RECORDS FOR THIS TASK |
-=-=-

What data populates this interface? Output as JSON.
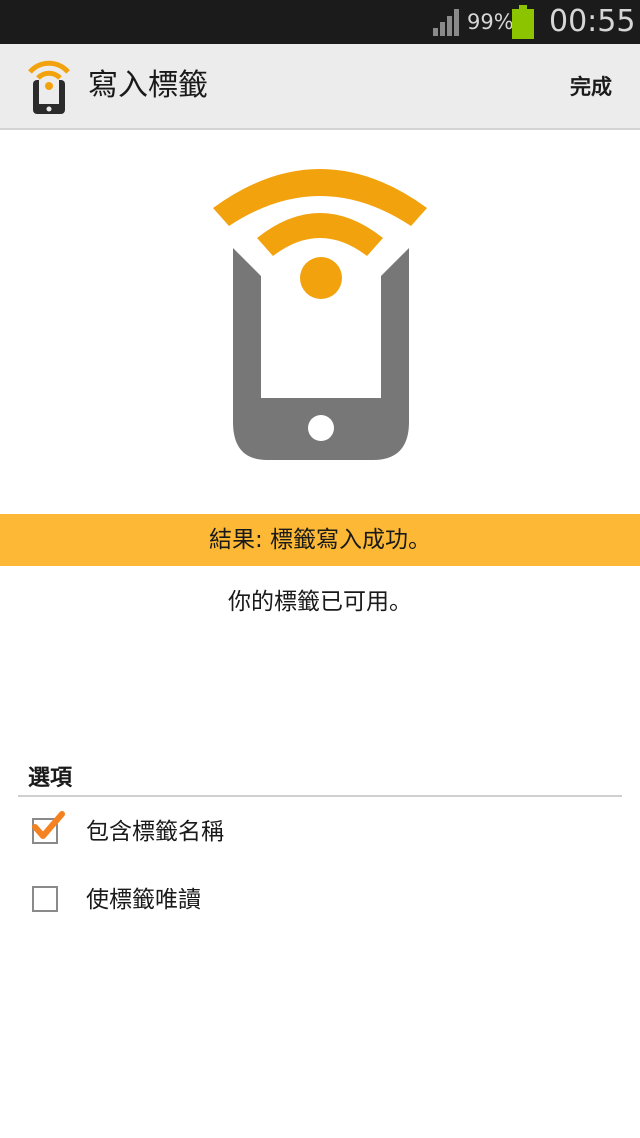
{
  "status_bar": {
    "battery_percent": "99%",
    "time": "00:55",
    "icons": [
      "signal-icon",
      "battery-icon"
    ],
    "battery_color": "#8cc400"
  },
  "action_bar": {
    "title": "寫入標籤",
    "done_label": "完成",
    "app_icon": "nfc-phone-icon"
  },
  "hero": {
    "icon": "nfc-phone-icon",
    "accent_color": "#f2a20c",
    "phone_color": "#777777"
  },
  "result": {
    "banner_text": "結果: 標籤寫入成功。",
    "banner_color": "#fdb935",
    "message": "你的標籤已可用。"
  },
  "options": {
    "header": "選項",
    "items": [
      {
        "label": "包含標籤名稱",
        "checked": true
      },
      {
        "label": "使標籤唯讀",
        "checked": false
      }
    ]
  }
}
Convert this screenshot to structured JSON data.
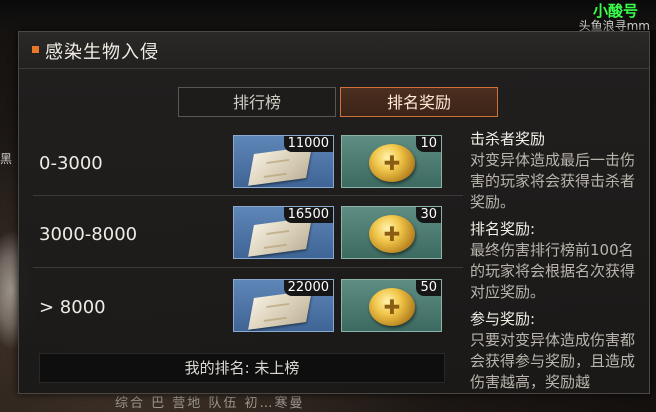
{
  "background": {
    "player_name": "小酸号",
    "player_sub": "头鱼浪寻mm",
    "left_char": "黑",
    "bottom_bar": "综合  巴  营地  队伍  初…寒曼"
  },
  "panel": {
    "title": "感染生物入侵",
    "tabs": [
      {
        "label": "排行榜",
        "active": false
      },
      {
        "label": "排名奖励",
        "active": true
      }
    ],
    "rows": [
      {
        "range": "0-3000",
        "ticket_count": "11000",
        "coin_count": "10"
      },
      {
        "range": "3000-8000",
        "ticket_count": "16500",
        "coin_count": "30"
      },
      {
        "range": "> 8000",
        "ticket_count": "22000",
        "coin_count": "50"
      }
    ],
    "my_rank": "我的排名: 未上榜",
    "description": [
      {
        "heading": "击杀者奖励",
        "text": "对变异体造成最后一击伤害的玩家将会获得击杀者奖励。"
      },
      {
        "heading": "排名奖励:",
        "text": "最终伤害排行榜前100名的玩家将会根据名次获得对应奖励。"
      },
      {
        "heading": "参与奖励:",
        "text": "只要对变异体造成伤害都会获得参与奖励，且造成伤害越高，奖励越"
      }
    ]
  },
  "colors": {
    "accent": "#e9772a",
    "ticket_bg": "#4a72a4",
    "coin_bg": "#4c7b71",
    "player_name": "#39ff4a"
  },
  "icons": {
    "ticket": "ticket-icon",
    "coin": "gold-coin-icon"
  }
}
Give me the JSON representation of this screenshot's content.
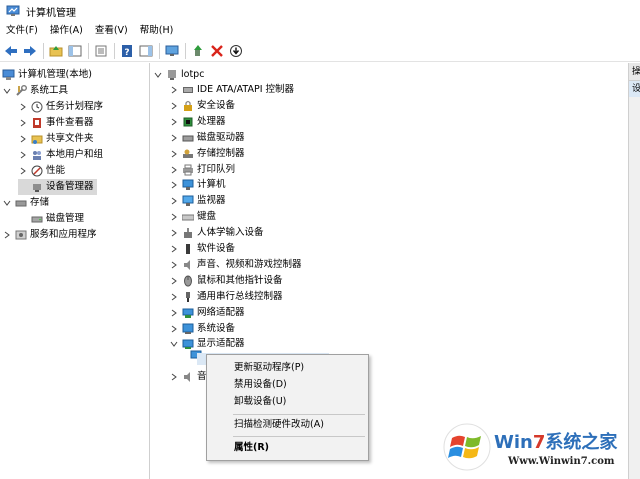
{
  "window": {
    "title": "计算机管理"
  },
  "menubar": {
    "items": [
      "文件(F)",
      "操作(A)",
      "查看(V)",
      "帮助(H)"
    ]
  },
  "toolbar": {
    "buttons": [
      "back-icon",
      "forward-icon",
      "up-folder-icon",
      "show-hide-tree-icon",
      "properties-icon",
      "help-icon",
      "action-pane-icon",
      "monitor-icon",
      "scan-hardware-icon",
      "uninstall-icon",
      "update-driver-icon"
    ]
  },
  "tree": {
    "root": "计算机管理(本地)",
    "items": [
      {
        "label": "系统工具",
        "icon": "tools-icon"
      },
      {
        "label": "任务计划程序",
        "icon": "clock-icon"
      },
      {
        "label": "事件查看器",
        "icon": "event-viewer-icon"
      },
      {
        "label": "共享文件夹",
        "icon": "shared-folder-icon"
      },
      {
        "label": "本地用户和组",
        "icon": "users-icon"
      },
      {
        "label": "性能",
        "icon": "performance-icon"
      },
      {
        "label": "设备管理器",
        "icon": "device-manager-icon"
      },
      {
        "label": "存储",
        "icon": "storage-icon"
      },
      {
        "label": "磁盘管理",
        "icon": "disk-icon"
      },
      {
        "label": "服务和应用程序",
        "icon": "services-icon"
      }
    ]
  },
  "devices": {
    "computer": "lotpc",
    "categories": [
      "IDE ATA/ATAPI 控制器",
      "安全设备",
      "处理器",
      "磁盘驱动器",
      "存储控制器",
      "打印队列",
      "计算机",
      "监视器",
      "键盘",
      "人体学输入设备",
      "软件设备",
      "声音、视频和游戏控制器",
      "鼠标和其他指针设备",
      "通用串行总线控制器",
      "网络适配器",
      "系统设备",
      "显示适配器"
    ],
    "partial_label": "音"
  },
  "context_menu": {
    "items": [
      "更新驱动程序(P)",
      "禁用设备(D)",
      "卸载设备(U)",
      "扫描检测硬件改动(A)",
      "属性(R)"
    ]
  },
  "actions_pane": {
    "header": "操",
    "sub": "设"
  },
  "watermark": {
    "brand_prefix": "Win",
    "brand_seven": "7",
    "brand_suffix": "系统之家",
    "url": "Www.Winwin7.com"
  },
  "colors": {
    "selection": "#d9d9d9",
    "hover": "#dbe8f5",
    "brand_blue": "#2d6fb9",
    "brand_red": "#d5392b",
    "uninstall_red": "#d9241b"
  }
}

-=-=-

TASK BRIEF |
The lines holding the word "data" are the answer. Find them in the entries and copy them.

SOLUTION TO THIS PROBLEM |
What data populates this interface? Output as JSON.
Convert this screenshot to structured JSON data.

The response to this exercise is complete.